Dataset rows describing interfaces
——————
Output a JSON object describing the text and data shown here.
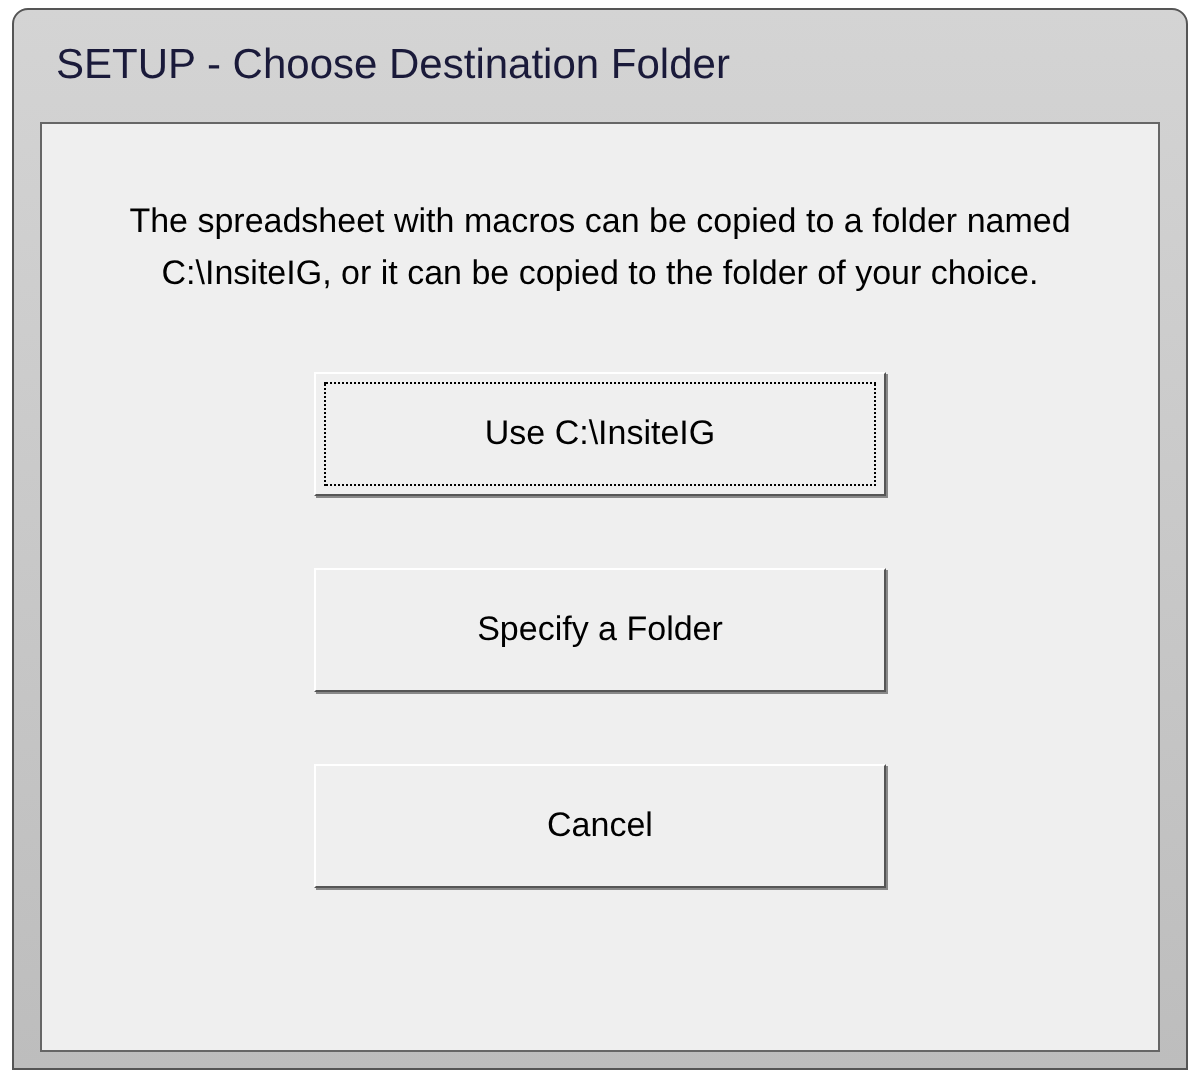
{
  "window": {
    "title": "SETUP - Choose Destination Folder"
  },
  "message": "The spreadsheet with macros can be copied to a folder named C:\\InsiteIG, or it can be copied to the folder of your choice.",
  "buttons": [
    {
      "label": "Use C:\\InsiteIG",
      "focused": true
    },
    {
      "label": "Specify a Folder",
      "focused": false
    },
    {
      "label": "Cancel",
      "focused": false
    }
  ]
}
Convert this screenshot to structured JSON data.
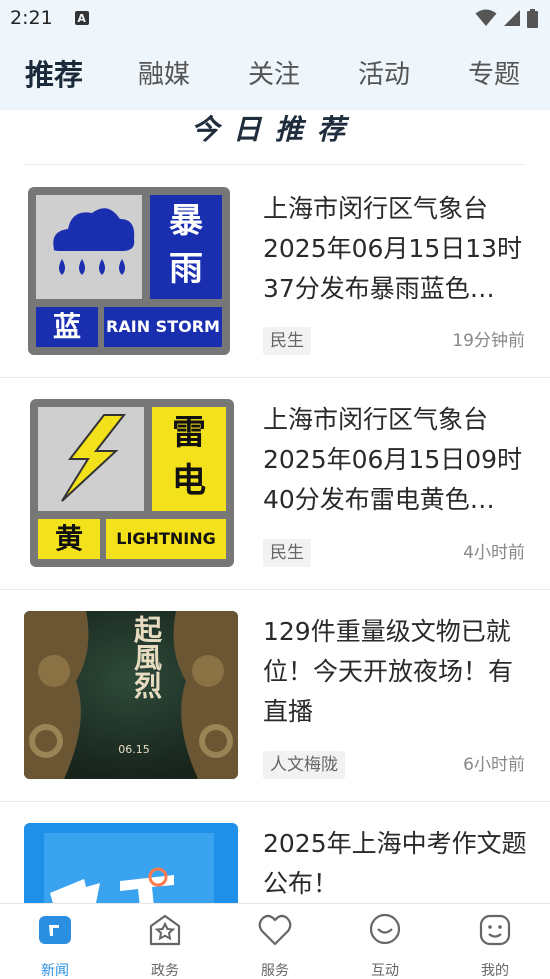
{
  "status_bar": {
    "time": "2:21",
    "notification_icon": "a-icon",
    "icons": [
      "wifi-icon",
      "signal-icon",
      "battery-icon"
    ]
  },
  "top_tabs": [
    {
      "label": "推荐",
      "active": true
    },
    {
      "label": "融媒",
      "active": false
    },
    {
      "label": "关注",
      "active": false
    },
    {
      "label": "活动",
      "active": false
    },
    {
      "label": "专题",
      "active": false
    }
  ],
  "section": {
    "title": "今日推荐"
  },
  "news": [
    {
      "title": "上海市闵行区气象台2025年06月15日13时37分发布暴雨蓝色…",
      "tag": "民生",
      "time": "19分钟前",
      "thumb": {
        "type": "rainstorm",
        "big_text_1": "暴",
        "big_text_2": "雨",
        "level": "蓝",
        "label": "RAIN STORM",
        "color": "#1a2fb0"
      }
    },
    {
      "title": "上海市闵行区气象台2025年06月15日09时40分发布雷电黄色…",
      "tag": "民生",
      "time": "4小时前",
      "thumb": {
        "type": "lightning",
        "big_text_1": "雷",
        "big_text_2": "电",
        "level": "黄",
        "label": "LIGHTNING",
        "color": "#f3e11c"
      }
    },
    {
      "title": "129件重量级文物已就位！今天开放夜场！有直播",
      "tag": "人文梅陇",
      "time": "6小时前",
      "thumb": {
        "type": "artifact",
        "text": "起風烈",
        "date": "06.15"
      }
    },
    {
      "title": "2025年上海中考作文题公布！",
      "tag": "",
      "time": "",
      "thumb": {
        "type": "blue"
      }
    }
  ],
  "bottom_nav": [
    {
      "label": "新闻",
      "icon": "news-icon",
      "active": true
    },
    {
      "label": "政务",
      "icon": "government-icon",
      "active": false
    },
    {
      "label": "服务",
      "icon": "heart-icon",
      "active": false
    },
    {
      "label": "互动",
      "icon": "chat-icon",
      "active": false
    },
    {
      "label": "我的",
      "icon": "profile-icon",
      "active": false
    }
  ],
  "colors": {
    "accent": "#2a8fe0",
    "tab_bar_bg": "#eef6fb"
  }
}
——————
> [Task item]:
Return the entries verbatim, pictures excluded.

> [Answer to the problem]:
Output a JSON object describing the text and data shown here.
{
  "window": {
    "title": "SETUP - Choose Destination Folder"
  },
  "message": "The spreadsheet with macros can be copied to a folder named C:\\InsiteIG, or it can be copied to the folder of your choice.",
  "buttons": [
    {
      "label": "Use C:\\InsiteIG",
      "focused": true
    },
    {
      "label": "Specify a Folder",
      "focused": false
    },
    {
      "label": "Cancel",
      "focused": false
    }
  ]
}
Convert this screenshot to structured JSON data.
{
  "status_bar": {
    "time": "2:21",
    "notification_icon": "a-icon",
    "icons": [
      "wifi-icon",
      "signal-icon",
      "battery-icon"
    ]
  },
  "top_tabs": [
    {
      "label": "推荐",
      "active": true
    },
    {
      "label": "融媒",
      "active": false
    },
    {
      "label": "关注",
      "active": false
    },
    {
      "label": "活动",
      "active": false
    },
    {
      "label": "专题",
      "active": false
    }
  ],
  "section": {
    "title": "今日推荐"
  },
  "news": [
    {
      "title": "上海市闵行区气象台2025年06月15日13时37分发布暴雨蓝色…",
      "tag": "民生",
      "time": "19分钟前",
      "thumb": {
        "type": "rainstorm",
        "big_text_1": "暴",
        "big_text_2": "雨",
        "level": "蓝",
        "label": "RAIN STORM",
        "color": "#1a2fb0"
      }
    },
    {
      "title": "上海市闵行区气象台2025年06月15日09时40分发布雷电黄色…",
      "tag": "民生",
      "time": "4小时前",
      "thumb": {
        "type": "lightning",
        "big_text_1": "雷",
        "big_text_2": "电",
        "level": "黄",
        "label": "LIGHTNING",
        "color": "#f3e11c"
      }
    },
    {
      "title": "129件重量级文物已就位！今天开放夜场！有直播",
      "tag": "人文梅陇",
      "time": "6小时前",
      "thumb": {
        "type": "artifact",
        "text": "起風烈",
        "date": "06.15"
      }
    },
    {
      "title": "2025年上海中考作文题公布！",
      "tag": "",
      "time": "",
      "thumb": {
        "type": "blue"
      }
    }
  ],
  "bottom_nav": [
    {
      "label": "新闻",
      "icon": "news-icon",
      "active": true
    },
    {
      "label": "政务",
      "icon": "government-icon",
      "active": false
    },
    {
      "label": "服务",
      "icon": "heart-icon",
      "active": false
    },
    {
      "label": "互动",
      "icon": "chat-icon",
      "active": false
    },
    {
      "label": "我的",
      "icon": "profile-icon",
      "active": false
    }
  ],
  "colors": {
    "accent": "#2a8fe0",
    "tab_bar_bg": "#eef6fb"
  }
}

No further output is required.